Every record below should be copied exactly, with the pictures left out.
Top of RECORD EXTRACTS
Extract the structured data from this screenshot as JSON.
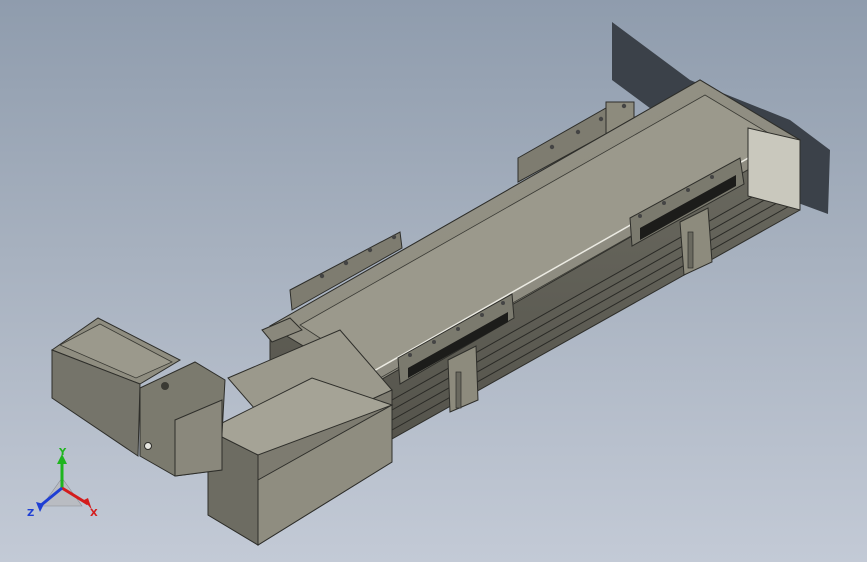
{
  "viewport": {
    "background_top": "#8f9cad",
    "background_bottom": "#c3cad6",
    "model_color": "#8d8b7d",
    "edge_color": "#2e2e2a"
  },
  "triad": {
    "x_label": "X",
    "y_label": "Y",
    "z_label": "Z",
    "x_color": "#d41c1c",
    "y_color": "#1fb51f",
    "z_color": "#1f3fd4"
  }
}
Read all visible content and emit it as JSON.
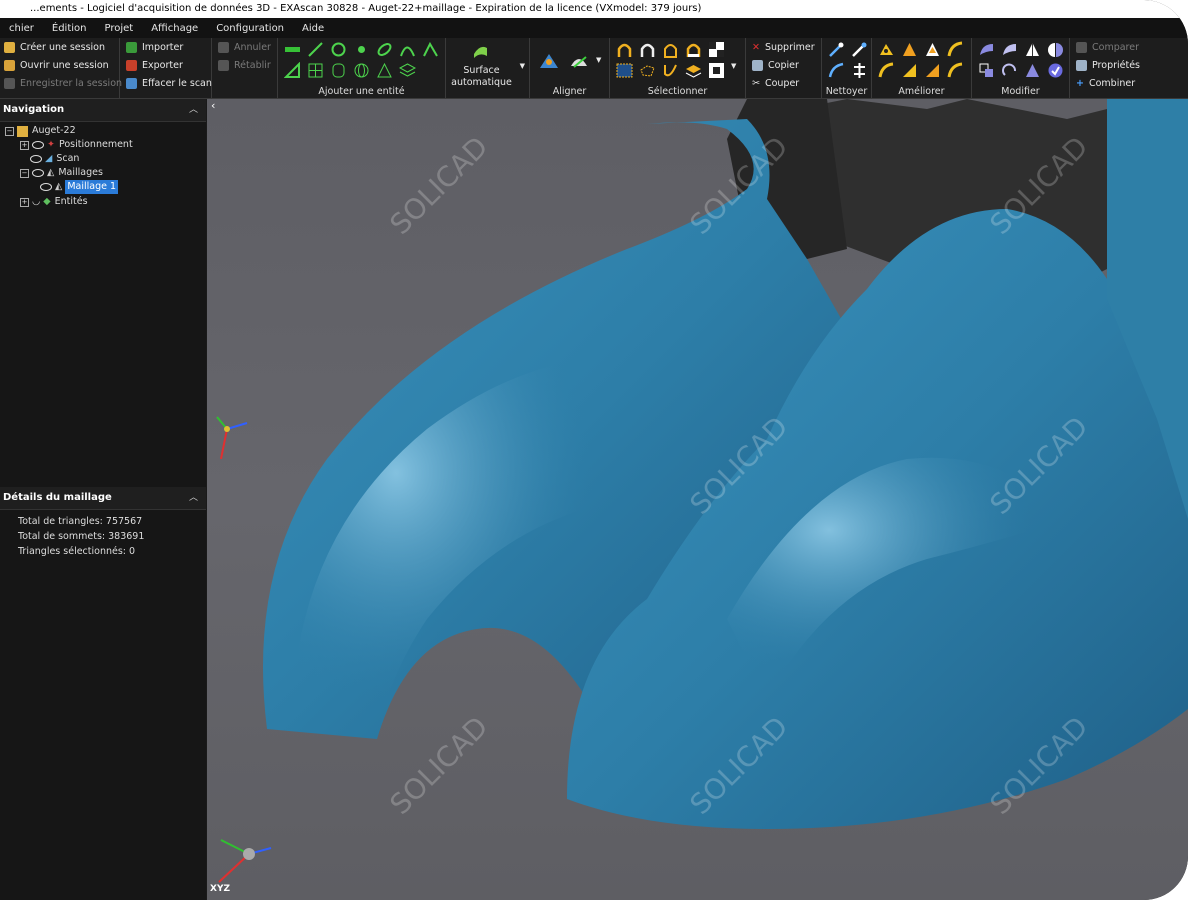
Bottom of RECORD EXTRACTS
### TASK SOLUTION
Extract the structured data from this screenshot as JSON.
{
  "viewport": {
    "background_top": "#8f9cad",
    "background_bottom": "#c3cad6",
    "model_color": "#8d8b7d",
    "edge_color": "#2e2e2a"
  },
  "triad": {
    "x_label": "X",
    "y_label": "Y",
    "z_label": "Z",
    "x_color": "#d41c1c",
    "y_color": "#1fb51f",
    "z_color": "#1f3fd4"
  }
}
Read all visible content and emit it as JSON.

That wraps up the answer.